The Long and Short
Balance sheet strength at HFC supports ratings in downcycle
Meredith Contente | January 15, 2021
This document is intended for institutional investors and is not subject to all of the independence and disclosure standards applicable to debt research reports prepared for retail investors.
HollyFrontier Corporation (HFC) has a negative outlook on both its Moody’s and Fitch ratings, but its strong balance sheet entering the pandemic should enable the credit to maintain investment grade ratings (Baa3 (n)/BBB-/BBB- (n)) through the downcycle. The credit trades as if it is in high yield territory, with HFC bonds at a considerable discount relative to other refining peers, despite having better leverage than Marathon Petroleum Corporation (MPC – Baa2 (n)/BBB (n)/BBB (n)). Margin improvement in 2021 should bring leverage down to the rating agencies’ threshold of 3.0x, flattening HFC’s 3s10s curve closer to that of MPC.
The agencies will look to rate through the cycle as the company remains committed to its investment grade ratings, cash flow is expected to be positive for 2020, and a strong cash balance of $1.5 billion means liquidity is solid. As leverage falls HFC’s 3s10s curve (Exhibit 1) – which stood at 135 bp in September 2020 and is currently trading slightly wider at 137 bp – should begin to collapse closer to MPC whose curve is roughly 85 bp.
Exhibit 1. Refiner curve (3-year to 10-year)
Mid-cycle leverage strong for the ratings
HFC’s leverage is typically maintained in the 1.5x area or below during mid-cycle conditions and can increase to the 3.0x-5.0x area during down-cycles. Total leverage was close to 4.5x on a last twelve months (LTM) basis ended 3Q20. This is up considerably from year-end 2019 total leverage of 1.4x. Leverage is estimated to end the year in the 4.0x area when the company reports earnings on 2/24/21, assuming adjusted EBITDA of roughly $800 million for the full year. Consensus estimates put adjusted EBITDA margin growth at roughly +250 bp for 2021, which translates to an EBITDA increase of approximately $300 million for the year. Assuming debt stays the same and HFC uses its strong cash position ($1.5 billion at 9/30/20) to fund capital expenditure needs, leverage could decline below the 3.0x threshold communicated by the rating agencies to the 2.9x area. Additionally, debt/capitalization is low at 25% and on a net basis is only 3%.
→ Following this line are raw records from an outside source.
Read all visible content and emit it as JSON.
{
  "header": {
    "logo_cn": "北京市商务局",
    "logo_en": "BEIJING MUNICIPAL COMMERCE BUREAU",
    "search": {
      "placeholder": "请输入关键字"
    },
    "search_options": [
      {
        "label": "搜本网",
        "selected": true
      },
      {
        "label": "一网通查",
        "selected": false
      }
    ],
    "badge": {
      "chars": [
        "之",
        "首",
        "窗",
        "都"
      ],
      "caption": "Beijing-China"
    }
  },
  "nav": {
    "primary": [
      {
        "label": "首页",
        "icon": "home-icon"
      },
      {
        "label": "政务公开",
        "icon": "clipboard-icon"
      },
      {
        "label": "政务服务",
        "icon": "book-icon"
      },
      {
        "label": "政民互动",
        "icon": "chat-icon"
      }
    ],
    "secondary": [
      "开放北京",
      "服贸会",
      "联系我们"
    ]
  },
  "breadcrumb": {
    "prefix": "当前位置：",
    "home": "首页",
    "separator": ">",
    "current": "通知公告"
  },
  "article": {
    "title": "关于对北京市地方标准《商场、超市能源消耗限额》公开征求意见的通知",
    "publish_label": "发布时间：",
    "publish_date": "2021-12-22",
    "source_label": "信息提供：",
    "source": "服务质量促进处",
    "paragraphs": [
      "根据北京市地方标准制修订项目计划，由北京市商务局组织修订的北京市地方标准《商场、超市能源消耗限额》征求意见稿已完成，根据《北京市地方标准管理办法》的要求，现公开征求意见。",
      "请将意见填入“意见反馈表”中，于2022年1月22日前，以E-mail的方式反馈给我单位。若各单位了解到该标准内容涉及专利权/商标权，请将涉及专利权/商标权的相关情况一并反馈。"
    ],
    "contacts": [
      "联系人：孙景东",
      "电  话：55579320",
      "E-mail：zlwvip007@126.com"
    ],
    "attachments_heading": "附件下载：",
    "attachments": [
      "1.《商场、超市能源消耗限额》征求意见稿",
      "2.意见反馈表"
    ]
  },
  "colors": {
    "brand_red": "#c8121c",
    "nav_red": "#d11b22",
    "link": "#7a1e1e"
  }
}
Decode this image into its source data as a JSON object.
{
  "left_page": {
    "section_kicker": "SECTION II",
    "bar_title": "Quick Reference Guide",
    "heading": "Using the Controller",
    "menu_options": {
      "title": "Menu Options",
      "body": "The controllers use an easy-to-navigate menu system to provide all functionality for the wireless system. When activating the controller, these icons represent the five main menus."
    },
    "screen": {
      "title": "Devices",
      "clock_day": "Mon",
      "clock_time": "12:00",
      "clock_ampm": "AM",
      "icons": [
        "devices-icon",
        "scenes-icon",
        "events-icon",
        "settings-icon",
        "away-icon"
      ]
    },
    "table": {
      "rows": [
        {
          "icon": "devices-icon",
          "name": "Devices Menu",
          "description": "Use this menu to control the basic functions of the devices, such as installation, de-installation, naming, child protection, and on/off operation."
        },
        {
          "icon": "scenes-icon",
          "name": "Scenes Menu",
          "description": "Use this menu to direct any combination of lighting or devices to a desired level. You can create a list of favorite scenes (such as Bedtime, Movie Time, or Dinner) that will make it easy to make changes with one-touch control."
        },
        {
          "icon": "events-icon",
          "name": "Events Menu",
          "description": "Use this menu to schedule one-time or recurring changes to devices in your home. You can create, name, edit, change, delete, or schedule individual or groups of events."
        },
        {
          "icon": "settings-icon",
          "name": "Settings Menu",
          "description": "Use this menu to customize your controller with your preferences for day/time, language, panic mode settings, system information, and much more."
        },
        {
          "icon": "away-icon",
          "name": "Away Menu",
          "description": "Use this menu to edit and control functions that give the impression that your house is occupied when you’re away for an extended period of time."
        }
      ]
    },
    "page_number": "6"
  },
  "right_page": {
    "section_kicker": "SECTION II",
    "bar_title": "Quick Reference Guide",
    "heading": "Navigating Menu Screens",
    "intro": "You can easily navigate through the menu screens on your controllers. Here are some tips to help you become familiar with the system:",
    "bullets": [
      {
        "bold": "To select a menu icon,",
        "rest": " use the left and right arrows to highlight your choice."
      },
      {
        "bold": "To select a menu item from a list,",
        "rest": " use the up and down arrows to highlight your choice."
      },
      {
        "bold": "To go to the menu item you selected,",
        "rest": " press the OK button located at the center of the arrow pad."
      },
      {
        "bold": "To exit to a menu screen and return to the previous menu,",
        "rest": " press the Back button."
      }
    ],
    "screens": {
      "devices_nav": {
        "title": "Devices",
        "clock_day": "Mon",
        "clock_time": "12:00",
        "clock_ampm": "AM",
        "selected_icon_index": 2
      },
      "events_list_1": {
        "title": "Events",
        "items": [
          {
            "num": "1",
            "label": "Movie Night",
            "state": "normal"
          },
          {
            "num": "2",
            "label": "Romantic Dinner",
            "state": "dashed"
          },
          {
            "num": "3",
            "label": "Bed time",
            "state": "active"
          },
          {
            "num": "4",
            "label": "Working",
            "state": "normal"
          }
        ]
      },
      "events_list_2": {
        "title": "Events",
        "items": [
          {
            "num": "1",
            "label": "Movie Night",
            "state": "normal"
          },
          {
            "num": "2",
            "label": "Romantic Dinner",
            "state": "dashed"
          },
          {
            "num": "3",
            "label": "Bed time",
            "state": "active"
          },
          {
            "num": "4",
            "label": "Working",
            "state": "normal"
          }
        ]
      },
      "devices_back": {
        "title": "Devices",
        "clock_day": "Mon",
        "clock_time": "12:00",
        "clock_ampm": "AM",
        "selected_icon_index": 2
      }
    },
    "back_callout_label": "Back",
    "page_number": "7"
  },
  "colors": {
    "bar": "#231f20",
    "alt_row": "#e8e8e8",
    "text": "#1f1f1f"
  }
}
Comparatively MPC’s leverage is currently very high at over 6.0x, but is expected to be coming down to the 3.0x-3.5x area with debt reduction from the Speedway asset sale. That deal is expected to be completed by the end of 1Q21. MPC’s leverage tends to be much higher than peers on a consolidated basis given the amount of debt residing at its operating subsidiary and master limited partnership, MPLX. As of 9/30/20, total debt at MPLX was just over $20 billion. While HFC has a midstream affiliate, Holly Energy Partners (HEP), HFC only owns a 57% limited partner interest and debt at HEP stands at $1.5 billion.
Liquidity is solid
Including the $1.5 billion cash position mentioned earlier, HFC also maintains an undrawn $1.35 billion revolver which matures on 2/16/2. This puts total liquidity at $2.85 billion. Additionally, the company is expected to be free cash flow positive for 2020. A very manageable debt maturity profile with nothing maturing until 2023, provides HFC with very good headroom to start to fund its renewable endeavors. Furthermore, its debt issuance in September 2020 of $750 million will be used to fund most of the capital expenditure associated with the renewables business. HFC recently reduced its capital budget for 2020 to the $475 to $550 million range, down from $525 to $625 million. This is the second time management reduced the capital budget as original expectations were in the $623 to $729 million range. Capital spend on the renewable business is now expected to be in the $130 to $145million range in 2020, down from $150 to $180 million, with spend in the $450 to $500 million range in 2021.
Commitment to investment grade ratings
Given the large cash balance, management was asked about returning cash to shareholders via repurchases which currently remain on hold. While HFC is committed to its dividend, management noted that cash is prioritized for maintaining investment grade ratings and financing the business. Share repurchases are not expected to resume until demand for their products normalizes and visibility improves. HFC noted that they remain in constant communication with the rating agencies and that a mid-cycle leverage ratio of 3.0x has been communicated to them to maintain the current ratings. That said, they feel that they are in good shape of being at or below that leverage ratio in 2021. Furthermore, the renewables business which they are investing in will benefit margin and cash flow expansion in 2022.